A solution to Dan Colman’s dilemma

Don’t hate on Dan Colman. It feels to me that he felt wrong about the next step so he chose to voice his concerns without knowing exactly how to proceed. He is having a moral dilemma and has not yet found the solution. His intentions seem to be good and honest, and he may have cost himself a lucrative deal. So we should give him some respect. And it seems like he’s finally started a discussion on this topic, so here is my point of view.

First of all, I think the biggest downside of poker wasn’t even mentioned. In many countries, poker is often used as a vehicle by casinos to get people who are interested in a strategy game to do other forms of gambling. It’s the gambling that wastes time, energy, and it destroys lives.

Like any occupation, poker is extremely tough, and unfortunately there are many who don’t make it. So, you could argue that open markets create a lot of losers. That’s another discussion. We are living in a world that is survival of the fittest, and poker is obviously the same, but poker seems to be more fair because everyone has equal chances no matter their age, skin color and education.

The people Dan mentions who suffer from poker are very likely to suffer in other aspects of life or any other job. The poker table can be used as a mirror of your real life. However you treat things at the poker table: making big decisions, how you treat people, how you treat the wins, the beats, your discipline… Are you a risk taker? Are you running away from negative emotions? Colman calls all of this suffering, but maybe it’s just the fastest way of self-developing. By playing poker, you actually get the chance to experience these feelings frequently and learn how to handle them faster. After a breakdown comes a breakthrough, and in poker you have these very often.

Poker should be treated like anything in life. If you don’t find the right balance, it’s not good for you. There are fine lines between playing a strategy game, running away from real life and being addicted.
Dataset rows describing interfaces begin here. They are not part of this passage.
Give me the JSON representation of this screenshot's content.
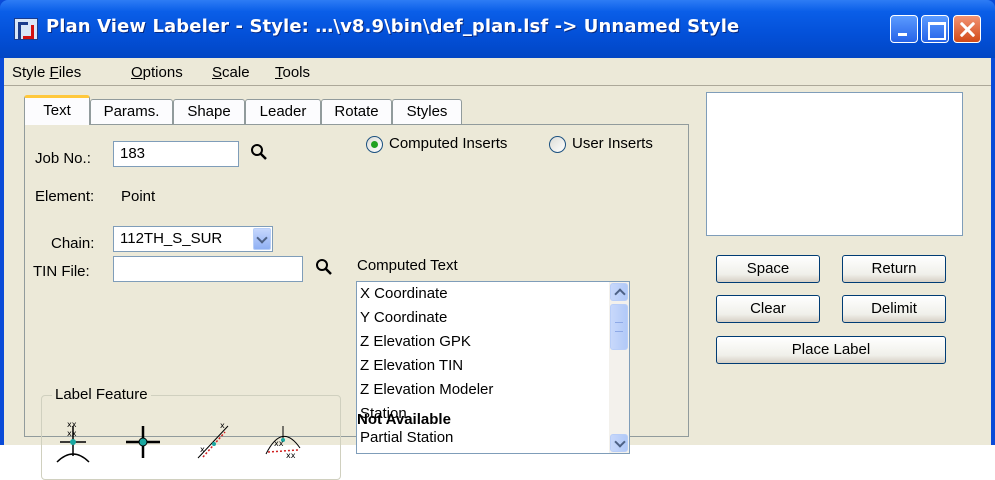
{
  "window": {
    "title": "Plan View Labeler - Style: …\\v8.9\\bin\\def_plan.lsf -> Unnamed Style"
  },
  "menu": [
    {
      "pre": "Style ",
      "acc": "F",
      "post": "iles"
    },
    {
      "pre": "",
      "acc": "O",
      "post": "ptions"
    },
    {
      "pre": "",
      "acc": "S",
      "post": "cale"
    },
    {
      "pre": "",
      "acc": "T",
      "post": "ools"
    }
  ],
  "tabs": [
    {
      "label": "Text",
      "active": true
    },
    {
      "label": "Params.",
      "active": false
    },
    {
      "label": "Shape",
      "active": false
    },
    {
      "label": "Leader",
      "active": false
    },
    {
      "label": "Rotate",
      "active": false
    },
    {
      "label": "Styles",
      "active": false
    }
  ],
  "text_tab": {
    "job_label": "Job No.:",
    "job_value": "183",
    "element_label": "Element:",
    "element_value": "Point",
    "chain_label": "Chain:",
    "chain_value": "112TH_S_SUR",
    "tin_label": "TIN File:",
    "tin_value": "",
    "label_feature_title": "Label Feature",
    "radio_computed": "Computed Inserts",
    "radio_user": "User Inserts",
    "radio_selected": "computed",
    "computed_text_label": "Computed Text",
    "computed_items": [
      "X Coordinate",
      "Y Coordinate",
      "Z Elevation GPK",
      "Z Elevation TIN",
      "Z Elevation Modeler",
      "Station",
      "Partial Station"
    ],
    "status": "Not Available"
  },
  "buttons": {
    "space": "Space",
    "return": "Return",
    "clear": "Clear",
    "delimit": "Delimit",
    "place_label": "Place Label"
  },
  "colors": {
    "title_bar": "#0350d8",
    "dialog_face": "#ece9d8",
    "active_tab_highlight": "#ffc83c",
    "radio_dot": "#21a121"
  }
}
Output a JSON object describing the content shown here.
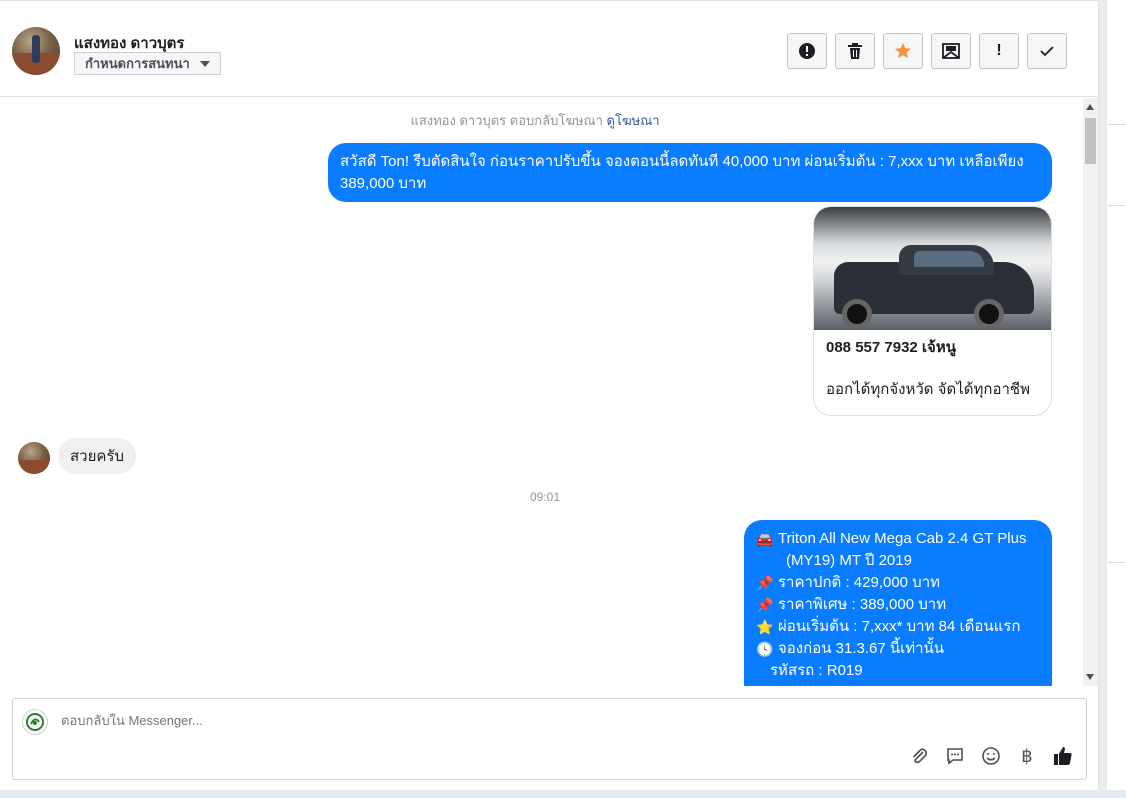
{
  "header": {
    "contact_name": "แสงทอง ดาวบุตร",
    "assign_label": "กำหนดการสนทนา",
    "actions": {
      "spam": "!",
      "mark_follow_up": "!"
    }
  },
  "thread": {
    "ad_reply_prefix": "แสงทอง ดาวบุตร ตอบกลับโฆษณา",
    "ad_reply_link": "ดูโฆษณา",
    "outgoing_1": "สวัสดี Ton! รีบตัดสินใจ ก่อนราคาปรับขึ้น จองตอนนี้ลดทันที 40,000 บาท ผ่อนเริ่มต้น : 7,xxx บาท เหลือเพียง 389,000 บาท",
    "card": {
      "title": "088 557 7932 เจ้หนู",
      "subtitle": "ออกได้ทุกจังหวัด จัดได้ทุกอาชีพ"
    },
    "incoming_1": "สวยครับ",
    "timestamp": "09:01",
    "outgoing_2": {
      "line1_icon": "🚘",
      "line1": "Triton All New Mega Cab 2.4 GT Plus",
      "line1_cont": "(MY19) MT ปี 2019",
      "line2_icon": "📌",
      "line2": "ราคาปกติ : 429,000 บาท",
      "line3_icon": "📌",
      "line3": "ราคาพิเศษ : 389,000 บาท",
      "line4_icon": "⭐",
      "line4": "ผ่อนเริ่มต้น : 7,xxx* บาท 84 เดือนแรก",
      "line5_icon": "🕓",
      "line5": "จองก่อน 31.3.67 นี้เท่านั้น",
      "line6": "รหัสรถ : R019"
    }
  },
  "composer": {
    "placeholder": "ตอบกลับใน Messenger...",
    "baht_symbol": "฿"
  },
  "colors": {
    "outgoing_bubble": "#0a7cff",
    "incoming_bubble": "#f1f0f0",
    "star": "#f7923a"
  }
}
Use the time at the table as a life experience. I’m not saying you should dedicate your life to poker, but if you ever sit down at a table, use this time to experience yourself. From emotion control, social skills and rationality, whatever you want to take out of poker in order to grow as a person, you have so many opportunities. I see a huge potential in this community as many have been lucky enough to see the world, recognize problems everywhere, and at the same time have had the freedom develop themselves.

For example, one of my biggest lessons that I learned from poker is to fear nobody and respect everybody. You can outsmart everybody and everybody can outsmart you in a single hand. This is the same mistake we do in life. We put people down and put people on pedestals too often.

Don’t get me wrong. I see the big downsides, especially that we lack contributing a lot to society. But once you understand this concept, you are able to make a decision for yourself to add value to society. (Check out the post by REG board members Igor Kurganov and Adriano Mannino on helping people through poker.) Obviously, I’d like everybody to join REG as first step, but what I really would love to see is that every poker player thinks about themselves and how they can contribute, not only with money but all of their resources now and in the future. Trust me, the only way to be 100% happy if you are living in this poker world is to give back.


5 thoughts on “A solution to Dan Colman’s dilemma

  • Hi Phil,

    Very wise words from such a young man.

    I believe in your view that Dan is suffering from a moral dilemma and the One Drop just came a little bit too early for him. You need time on your side to figure out your role in life and had this victory come later in his life then I am sure things would have been so different.

    I have the same dilemma. I currently write about poker and gambling whilst at the same time I try to manage my own gambling addiction, and also coach people to overcome their alcohol addictions. It’s difficult to manage this internal conflict because there is so much fear, worry and anxiety produced by it.

    I don’t know Dan, I have never spoken to him, but after reading his 2+2 post I am sure he’ll figure it out.

    Lee

  • I have to say — as a recreational poker player and full time tv writer I often sit at a table and I’m impressed by the young people playing the game today (I’m 45 btw which is antient in poker workd!) the people in my industry are often self-absorbed and immature and very cutthroat. It’s a PLEASURE to have people like Phil G in this game. Wow. I mean, this blog is soooo insightful and well written and Phil G is an exemplary guy at the tables (which does mirror life!); I recently learned how philanthropic he is, and that he’s a champion kickboxer as well!! Amazing. Keep going Phil and keep winning… And keep setting the example for your generation….. And others as well!! Bravo bro!
    -mike

  • Hi Phil,
    I am very happy the “Dan´s event” has started this discussion. So needed! I believe that is what it takes to be happy in “any world” – to give back, to help others. We are one, we are connected. Thanks for this post. Hope you guys continue posting blogs. Talk soon
    Liba

  • The Colman debate has caused much self-doubt and questioning throughout the poker industry. Your project, your ideas and this website offer a lifeline and a positive choice for guilt-ridden winners, industry professionals, and poker-related businesses.
    Thank you on behalf of the ‘paying’ as well as the non-playing,’parasitic’ members of the poker community 🙂

Leave a Reply

Your email address will not be published. Required fields are marked *

LEARN MORE

Sign up to receive our guide on effective giving, learn more about our donation advice service, or read our quarterly newsletter.